abstract = "The article discusses why the number of Hispanic students is lower in geoscience in the US universities. If the student reported that the incident was worthwhile or supported their decision to major in geoscience, it was classified as a positive outcome. If the student reported that the incident was frustrating, created a hurdle to persistence, or detracted from their confidence about choice of major, it was classified as a negative outcome. There was no significant difference in the average numbers of total critical incidents reported by Hispanic students and white students and no significant difference in the number of positive critical incidents between white and Hispanic students. More informal outdoor experiences for Hispanic youth could result in more Hispanic undergraduate geoscience majors. Familial factors are important to Hispanic students considering an undergraduate major in geosciences, and Hispanic students encounter more resistance from their families than do white students.",
author = "Stokes, {Philip J.} and Roger Levine and Karl Flessa",
year = "2014",
month = "1",
doi = "10.1130/GSATG176GW.1",
language = "English (US)",
volume = "24",
pages = "52--53",
journal = "GSA Today",
issn = "1052-5173",
publisher = "Geological Society of America",
number = "1",

}

TY - JOUR

T1 - Why are there so few hispanic students in geoscience?

AU - Stokes, Philip J.

AU - Levine, Roger

AU - Flessa, Karl

PY - 2014/1

Y1 - 2014/1

N2 - The article discusses why the number of Hispanic students is lower in geoscience in the US universities. If the student reported that the incident was worthwhile or supported their decision to major in geoscience, it was classified as a positive outcome. If the student reported that the incident was frustrating, created a hurdle to persistence, or detracted from their confidence about choice of major, it was classified as a negative outcome. There was no significant difference in the average numbers of total critical incidents reported by Hispanic students and white students and no significant difference in the number of positive critical incidents between white and Hispanic students. More informal outdoor experiences for Hispanic youth could result in more Hispanic undergraduate geoscience majors. Familial factors are important to Hispanic students considering an undergraduate major in geosciences, and Hispanic students encounter more resistance from their families than do white students.
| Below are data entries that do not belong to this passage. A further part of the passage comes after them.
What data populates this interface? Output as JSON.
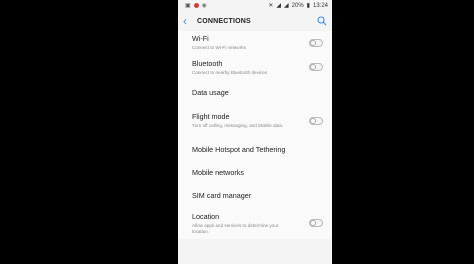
{
  "status_bar": {
    "battery": "20%",
    "time": "13:24"
  },
  "header": {
    "title": "CONNECTIONS",
    "back_icon": "back-arrow-icon",
    "search_icon": "search-icon"
  },
  "items": [
    {
      "label": "Wi-Fi",
      "sub": "Connect to Wi-Fi networks",
      "toggle": true,
      "on": false
    },
    {
      "label": "Bluetooth",
      "sub": "Connect to nearby Bluetooth devices",
      "toggle": true,
      "on": false
    },
    {
      "label": "Data usage",
      "sub": "",
      "toggle": false
    },
    {
      "label": "Flight mode",
      "sub": "Turn off calling, messaging, and Mobile data.",
      "toggle": true,
      "on": false
    },
    {
      "label": "Mobile Hotspot and Tethering",
      "sub": "",
      "toggle": false
    },
    {
      "label": "Mobile networks",
      "sub": "",
      "toggle": false
    },
    {
      "label": "SIM card manager",
      "sub": "",
      "toggle": false
    },
    {
      "label": "Location",
      "sub": "Allow apps and services to determine your location.",
      "toggle": true,
      "on": false
    }
  ],
  "colors": {
    "accent": "#3b8fd6",
    "background": "#000000"
  }
}
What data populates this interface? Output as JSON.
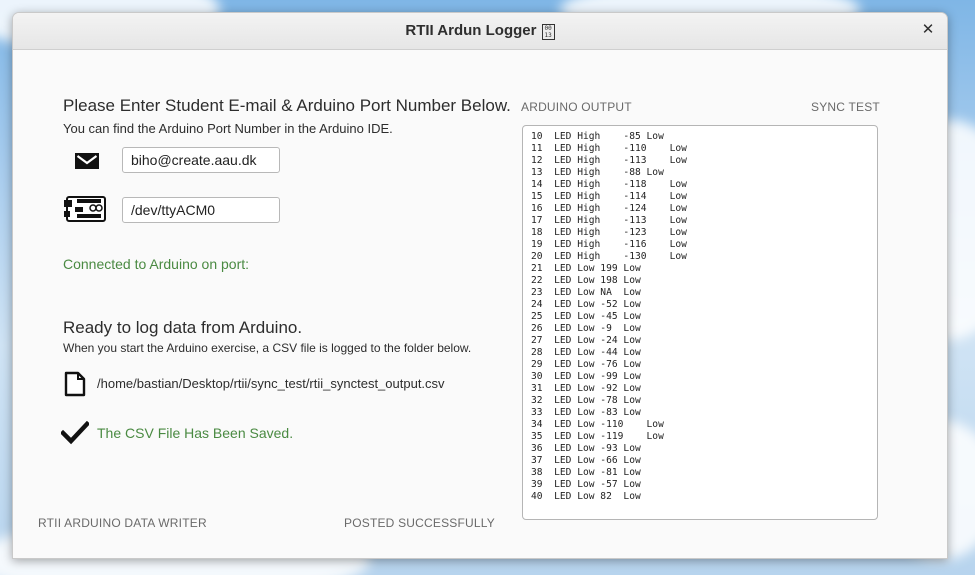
{
  "window": {
    "title": "RTII Ardun Logger",
    "title_glyph": "0013",
    "close_label": "✕"
  },
  "form": {
    "heading": "Please Enter Student E-mail & Arduino Port Number Below.",
    "hint": "You can find the Arduino Port Number in the Arduino IDE.",
    "email_value": "biho@create.aau.dk",
    "port_value": "/dev/ttyACM0",
    "connection_status": "Connected to Arduino on port:"
  },
  "log": {
    "heading": "Ready to log data from Arduino.",
    "description": "When you start the Arduino exercise, a CSV file is logged to the folder below.",
    "file_path": "/home/bastian/Desktop/rtii/sync_test/rtii_synctest_output.csv",
    "saved_status": "The CSV File Has Been Saved."
  },
  "footer": {
    "app_name": "RTII ARDUINO DATA WRITER",
    "post_status": "POSTED SUCCESSFULLY"
  },
  "output_panel": {
    "label": "ARDUINO OUTPUT",
    "sync_label": "SYNC TEST",
    "lines": [
      "10  LED High    -85 Low",
      "11  LED High    -110    Low",
      "12  LED High    -113    Low",
      "13  LED High    -88 Low",
      "14  LED High    -118    Low",
      "15  LED High    -114    Low",
      "16  LED High    -124    Low",
      "17  LED High    -113    Low",
      "18  LED High    -123    Low",
      "19  LED High    -116    Low",
      "20  LED High    -130    Low",
      "21  LED Low 199 Low",
      "22  LED Low 198 Low",
      "23  LED Low NA  Low",
      "24  LED Low -52 Low",
      "25  LED Low -45 Low",
      "26  LED Low -9  Low",
      "27  LED Low -24 Low",
      "28  LED Low -44 Low",
      "29  LED Low -76 Low",
      "30  LED Low -99 Low",
      "31  LED Low -92 Low",
      "32  LED Low -78 Low",
      "33  LED Low -83 Low",
      "34  LED Low -110    Low",
      "35  LED Low -119    Low",
      "36  LED Low -93 Low",
      "37  LED Low -66 Low",
      "38  LED Low -81 Low",
      "39  LED Low -57 Low",
      "40  LED Low 82  Low"
    ]
  },
  "icons": {
    "email": "envelope-icon",
    "arduino": "arduino-board-icon",
    "file": "document-icon",
    "saved": "checkmark-icon"
  }
}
AB - The article discusses why the number of Hispanic students is lower in geoscience in the US universities. If the student reported that the incident was worthwhile or supported their decision to major in geoscience, it was classified as a positive outcome. If the student reported that the incident was frustrating, created a hurdle to persistence, or detracted from their confidence about choice of major, it was classified as a negative outcome. There was no significant difference in the average numbers of total critical incidents reported by Hispanic students and white students and no significant difference in the number of positive critical incidents between white and Hispanic students. More informal outdoor experiences for Hispanic youth could result in more Hispanic undergraduate geoscience majors. Familial factors are important to Hispanic students considering an undergraduate major in geosciences, and Hispanic students encounter more resistance from their families than do white students.

UR - http://www.scopus.com/inward/record.url?scp=84891793099&partnerID=8YFLogxK

UR - http://www.scopus.com/inward/citedby.url?scp=84891793099&partnerID=8YFLogxK

U2 - 10.1130/GSATG176GW.1

DO - 10.1130/GSATG176GW.1

M3 - Article

AN - SCOPUS:84891793099

VL - 24

SP - 52

EP - 53

JO - GSA Today

JF - GSA Today

SN - 1052-5173

IS - 1

ER -